= WHAT THIS TASK INVOLVES =
Every line holding the string "name" is to be copied from the entries below.

(Data items)
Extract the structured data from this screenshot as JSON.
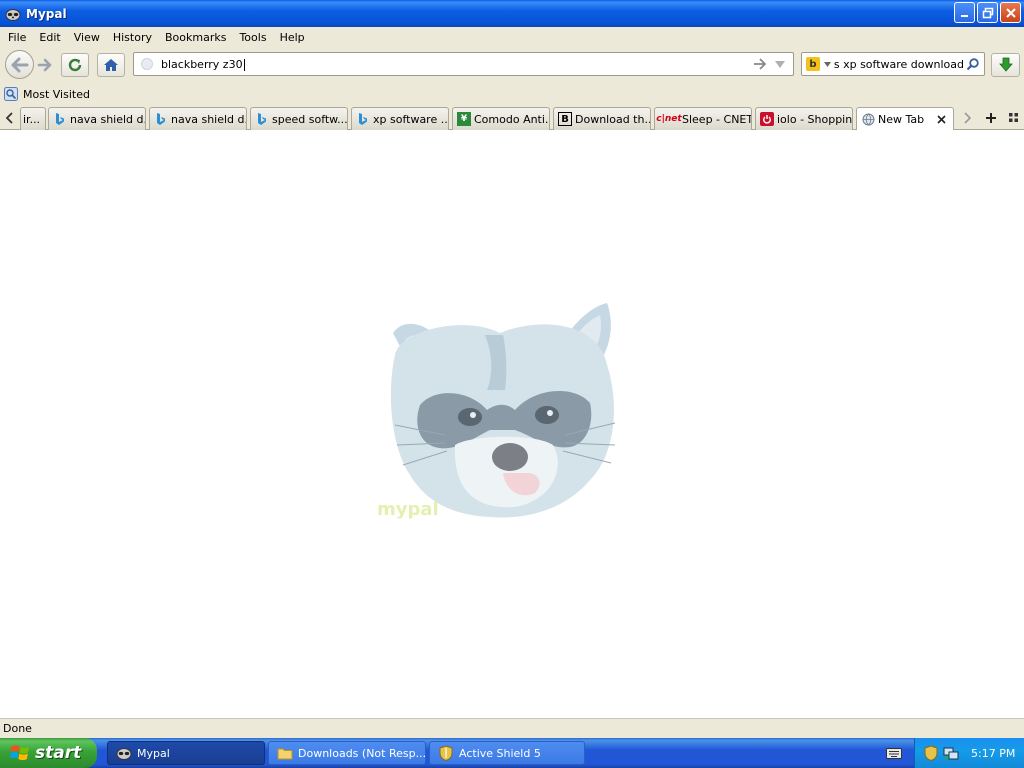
{
  "window": {
    "title": "Mypal",
    "buttons": [
      "minimize",
      "maximize",
      "close"
    ]
  },
  "menu": {
    "items": [
      "File",
      "Edit",
      "View",
      "History",
      "Bookmarks",
      "Tools",
      "Help"
    ]
  },
  "navigation": {
    "url": "blackberry z30",
    "search_text": "ws xp software  download",
    "search_engine_icon": "bing-icon"
  },
  "bookmarks": {
    "label": "Most Visited"
  },
  "tabs": [
    {
      "label": "ir...",
      "icon": "page-icon"
    },
    {
      "label": "nava shield d...",
      "icon": "bing-icon"
    },
    {
      "label": "nava shield d...",
      "icon": "bing-icon"
    },
    {
      "label": "speed softw...",
      "icon": "bing-icon"
    },
    {
      "label": "xp software ...",
      "icon": "bing-icon"
    },
    {
      "label": "Comodo Anti...",
      "icon": "comodo-icon"
    },
    {
      "label": "Download th...",
      "icon": "b-icon"
    },
    {
      "label": "Sleep - CNET",
      "icon": "cnet-icon"
    },
    {
      "label": "iolo - Shoppin...",
      "icon": "power-icon"
    },
    {
      "label": "New Tab",
      "icon": "globe-icon",
      "active": true
    }
  ],
  "content": {
    "logo_text": "mypal"
  },
  "status": {
    "text": "Done"
  },
  "taskbar": {
    "start_label": "start",
    "tasks": [
      {
        "label": "Mypal",
        "icon": "raccoon-icon",
        "active": true
      },
      {
        "label": "Downloads (Not Resp...",
        "icon": "folder-icon",
        "active": false
      },
      {
        "label": "Active Shield 5",
        "icon": "shield-icon",
        "active": false
      }
    ],
    "clock": "5:17 PM"
  }
}
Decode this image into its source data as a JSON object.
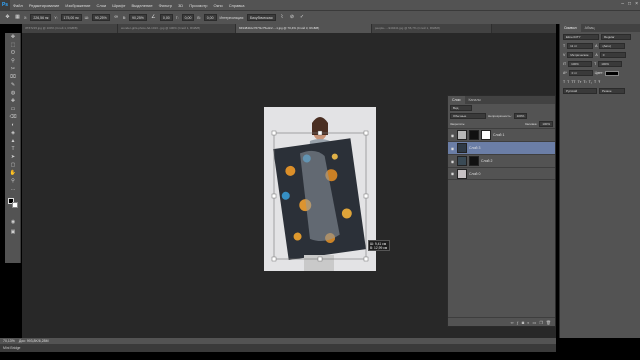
{
  "app": {
    "logo": "Ps"
  },
  "menubar": {
    "items": [
      "Файл",
      "Редактирование",
      "Изображение",
      "Слои",
      "Шрифт",
      "Выделение",
      "Фильтр",
      "3D",
      "Просмотр",
      "Окно",
      "Справка"
    ],
    "window_controls": [
      "–",
      "□",
      "×"
    ]
  },
  "options": {
    "x_label": "X:",
    "x_value": "226,56 пк",
    "y_label": "Y:",
    "y_value": "175,00 пк",
    "w_label": "Ш:",
    "w_value": "90,25%",
    "h_label": "В:",
    "h_value": "90,25%",
    "angle_value": "0,00",
    "h_skew_label": "Г:",
    "h_skew_value": "0,00",
    "v_skew_label": "В:",
    "v_skew_value": "0,00",
    "interp_label": "Интерполяция:",
    "interp_value": "Бикубическая",
    "cancel_icon": "cancel-icon",
    "commit_icon": "commit-icon"
  },
  "tabs": [
    {
      "label": "ЗТЗ7215.jpg @ 100% (Слой 1, RGB/8)",
      "active": false
    },
    {
      "label": "wonder-girls-photo-hd-1013...jpg @ 100% (Слой 1, RGB/8)",
      "active": false
    },
    {
      "label": "8494841bc767f1c75e3c2...-1.jpg @ 70,4% (Слой 3, RGB/8)",
      "active": true
    },
    {
      "label": "people-...-940441.jpg @ 56,7% (Слой 1, RGB/8)",
      "active": false
    }
  ],
  "tools": [
    "✥",
    "⬚",
    "ʘ",
    "⚲",
    "✂",
    "⌧",
    "✎",
    "◍",
    "✚",
    "▭",
    "⌫",
    "◐",
    "◈",
    "▲",
    "T",
    "➤",
    "▢",
    "✋",
    "⚲",
    "…"
  ],
  "layers_panel": {
    "tabs": [
      "Слои",
      "Каналы"
    ],
    "kind_label": "Вид",
    "blend_mode": "Обычные",
    "opacity_label": "Непрозрачность:",
    "opacity_value": "100%",
    "lock_label": "Закрепить:",
    "fill_label": "Заливка:",
    "fill_value": "100%",
    "layers": [
      {
        "name": "Слой 1",
        "selected": false
      },
      {
        "name": "Слой 3",
        "selected": true
      },
      {
        "name": "Слой 2",
        "selected": false
      },
      {
        "name": "Слой 0",
        "selected": false
      }
    ],
    "footer_icons": [
      "link-icon",
      "fx-icon",
      "mask-icon",
      "adjustment-icon",
      "folder-icon",
      "new-layer-icon",
      "trash-icon"
    ]
  },
  "right_panel": {
    "tabs": [
      "Символ",
      "Абзац"
    ],
    "font_family": "ElmerCITY",
    "font_style": "Regular",
    "size": "11 пт",
    "leading": "(Авто)",
    "kerning": "Метрические",
    "tracking": "0",
    "scale_v": "100%",
    "scale_h": "100%",
    "baseline": "0 пт",
    "color_label": "Цвет:",
    "language": "Русский",
    "aa": "Резкое"
  },
  "measure": {
    "w": "Ш: 9,41 см",
    "h": "В: 12,99 см"
  },
  "status": {
    "zoom": "70,13%",
    "doc": "Док: 993,8K/6,28M"
  },
  "minibridge": {
    "label": "Mini Bridge"
  }
}
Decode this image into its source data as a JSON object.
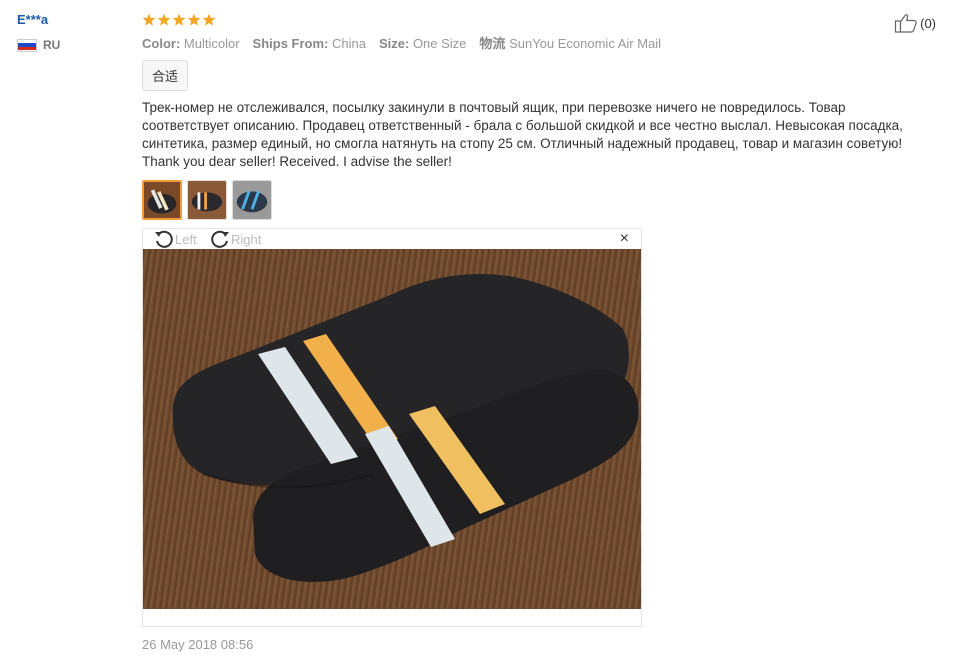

= RESULT OF THIS TASK =
        "name": "Слой 1",
        "name": "Слой 3",
        "name": "Слой 2",
        "name": "Слой 0",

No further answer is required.